However, an issue arises as to why the public policy in promoting efficient dispute resolution should have some special force or application in relation to commercial dispute resolution. ADRAC considers that DR/ADR clauses in the arrangements governing participation in various industries, sports, arts, the education sector, employment agreements, and many other fields of human endeavour are deserving of ‘at least equal’ enforcement before resort to courts of law to resolve disputes.

The way forward: wider use of DR/ADR clauses

DR/ADR clauses can be a very effective way of resolving disputes – even in a context where one of the parties resists enforcement of the clause.

ADRAC considers that there is considerable scope for the expansion of DR/ADR clauses in various fields of human endeavour such as industry, sports, the arts, the education sector, and employment.
ADRAC also considers that there has been insufficient attention given to one particular form of DR/ADR clause: namely, a clause which makes provision for appointment of a dispute manager who will (i) assist the parties to devise a DR regime/process which suits their particular dispute; and (ii) if necessary, give binding directions as to the particular regime/process which is to be put in place in the absence of agreement.
ADRAC would be interested in feedback on this suggestion, and in relation to the issues canvassed above. For instance, would it assist the uptake of DR/ADR clauses if ADRAC, or some other body, were to construct a suite of possible clauses for consideration by prospective disputants?

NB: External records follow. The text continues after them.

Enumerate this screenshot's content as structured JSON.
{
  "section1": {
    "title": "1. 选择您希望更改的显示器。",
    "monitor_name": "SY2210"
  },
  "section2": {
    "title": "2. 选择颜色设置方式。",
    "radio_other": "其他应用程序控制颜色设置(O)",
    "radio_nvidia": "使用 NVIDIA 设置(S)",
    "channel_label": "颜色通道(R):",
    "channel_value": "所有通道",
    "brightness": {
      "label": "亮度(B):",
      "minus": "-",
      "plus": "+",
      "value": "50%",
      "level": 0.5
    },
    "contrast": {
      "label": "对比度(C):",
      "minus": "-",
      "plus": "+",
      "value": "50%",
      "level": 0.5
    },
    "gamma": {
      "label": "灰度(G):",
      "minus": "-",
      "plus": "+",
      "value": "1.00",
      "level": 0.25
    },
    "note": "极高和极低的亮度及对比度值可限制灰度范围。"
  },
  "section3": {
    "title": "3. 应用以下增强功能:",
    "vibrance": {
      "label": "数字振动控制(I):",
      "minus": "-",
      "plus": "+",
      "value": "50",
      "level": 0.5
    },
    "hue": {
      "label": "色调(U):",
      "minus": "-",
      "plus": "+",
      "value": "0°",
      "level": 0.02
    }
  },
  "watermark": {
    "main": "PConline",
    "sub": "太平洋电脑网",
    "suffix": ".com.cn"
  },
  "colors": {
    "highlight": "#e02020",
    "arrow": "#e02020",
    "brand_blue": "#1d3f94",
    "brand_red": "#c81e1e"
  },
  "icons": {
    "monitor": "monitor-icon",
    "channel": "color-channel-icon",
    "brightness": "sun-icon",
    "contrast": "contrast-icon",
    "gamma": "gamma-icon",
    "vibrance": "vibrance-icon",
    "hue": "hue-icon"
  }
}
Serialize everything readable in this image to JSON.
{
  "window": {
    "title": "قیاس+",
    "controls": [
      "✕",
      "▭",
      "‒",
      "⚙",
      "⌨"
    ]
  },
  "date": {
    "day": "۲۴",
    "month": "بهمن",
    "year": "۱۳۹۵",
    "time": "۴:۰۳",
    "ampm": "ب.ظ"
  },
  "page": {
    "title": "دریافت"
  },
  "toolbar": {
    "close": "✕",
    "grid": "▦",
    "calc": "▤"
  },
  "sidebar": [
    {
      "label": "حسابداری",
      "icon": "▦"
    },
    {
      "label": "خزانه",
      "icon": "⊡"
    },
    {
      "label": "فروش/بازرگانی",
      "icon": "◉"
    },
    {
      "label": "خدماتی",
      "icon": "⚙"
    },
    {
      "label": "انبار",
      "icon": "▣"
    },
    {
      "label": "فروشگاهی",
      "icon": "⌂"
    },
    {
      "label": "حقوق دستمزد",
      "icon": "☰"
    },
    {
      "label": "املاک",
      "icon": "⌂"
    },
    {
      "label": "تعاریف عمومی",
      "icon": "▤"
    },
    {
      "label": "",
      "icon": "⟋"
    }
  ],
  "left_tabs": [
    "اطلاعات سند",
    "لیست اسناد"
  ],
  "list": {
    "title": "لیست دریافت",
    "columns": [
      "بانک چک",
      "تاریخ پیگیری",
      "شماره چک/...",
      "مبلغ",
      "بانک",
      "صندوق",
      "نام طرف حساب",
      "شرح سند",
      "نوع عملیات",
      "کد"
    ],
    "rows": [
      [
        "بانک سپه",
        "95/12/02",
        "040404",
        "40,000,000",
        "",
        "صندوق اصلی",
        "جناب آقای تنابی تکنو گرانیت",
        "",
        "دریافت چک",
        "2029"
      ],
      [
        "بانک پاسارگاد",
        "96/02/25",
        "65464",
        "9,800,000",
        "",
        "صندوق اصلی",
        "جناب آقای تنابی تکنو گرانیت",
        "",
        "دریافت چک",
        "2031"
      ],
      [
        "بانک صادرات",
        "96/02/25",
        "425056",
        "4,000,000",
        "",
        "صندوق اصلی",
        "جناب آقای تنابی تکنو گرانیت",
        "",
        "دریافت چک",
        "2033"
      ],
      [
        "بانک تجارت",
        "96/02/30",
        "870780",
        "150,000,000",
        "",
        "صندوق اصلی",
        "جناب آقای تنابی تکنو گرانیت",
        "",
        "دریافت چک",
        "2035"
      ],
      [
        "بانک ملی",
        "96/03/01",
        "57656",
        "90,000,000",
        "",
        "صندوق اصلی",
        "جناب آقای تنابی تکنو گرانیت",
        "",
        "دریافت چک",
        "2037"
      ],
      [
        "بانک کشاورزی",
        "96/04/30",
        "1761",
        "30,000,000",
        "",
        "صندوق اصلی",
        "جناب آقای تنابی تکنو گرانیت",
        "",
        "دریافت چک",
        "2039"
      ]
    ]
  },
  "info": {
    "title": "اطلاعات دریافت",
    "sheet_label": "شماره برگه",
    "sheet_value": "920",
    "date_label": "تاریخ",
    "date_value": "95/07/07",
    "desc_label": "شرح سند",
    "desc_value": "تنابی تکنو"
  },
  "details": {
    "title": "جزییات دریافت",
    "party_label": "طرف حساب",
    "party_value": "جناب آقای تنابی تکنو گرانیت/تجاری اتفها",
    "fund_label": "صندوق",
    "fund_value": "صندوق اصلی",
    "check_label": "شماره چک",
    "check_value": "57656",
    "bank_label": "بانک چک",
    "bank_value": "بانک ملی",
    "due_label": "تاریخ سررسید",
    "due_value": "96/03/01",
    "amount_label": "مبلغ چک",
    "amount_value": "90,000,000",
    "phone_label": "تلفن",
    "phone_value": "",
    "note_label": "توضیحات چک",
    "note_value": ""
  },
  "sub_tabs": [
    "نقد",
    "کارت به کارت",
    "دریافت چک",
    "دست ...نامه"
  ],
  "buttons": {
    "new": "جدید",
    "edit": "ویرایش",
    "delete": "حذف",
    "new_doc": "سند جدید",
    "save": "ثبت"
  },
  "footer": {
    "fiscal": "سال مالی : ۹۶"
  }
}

1. Aiton v Transfield [1999] NSWSC 996 at [43].
2. Booker Industries Pty Ltd v Wilson Parking (Qld) Pty Ltd (1982) 149 CLR 600 at 604; Coal Cliff Collieries Pty Ltd v Sijehama Pty Ltd (1991) 24 NSWLR 1 at 17.
3. State of NSW v Banabelle Electrical Pty Ltd (2002) 54 NSWLR 505 (Banabelle) at 519; WTE Co-Generation & Anor v RCR Energy Pty Ltd & Anor [2013] VSC 314 at [39].
4. See Hooper Bailie Associated Ltd v Natcon Group Pty Ltd (1992) 28 NSWLR 194 at 210 (at [26]).
5. See, for instance, observations of Vickery J in WTE Co-Generation & Anor v RCR Energy Pty Ltd & Anor [2013] VSC 314; Aiton v Transfield [1999] NSWSC 996.
6. WTE Co-Generation & Anor v RCR Energy Pty Ltd & Anor [2013] VSC 314 at [33]-[34].
7. Straits Exploration (Australia) Pty Ltd v Murchison United NL & Anor (2005) 31 WAR 187 (Martin J) [14].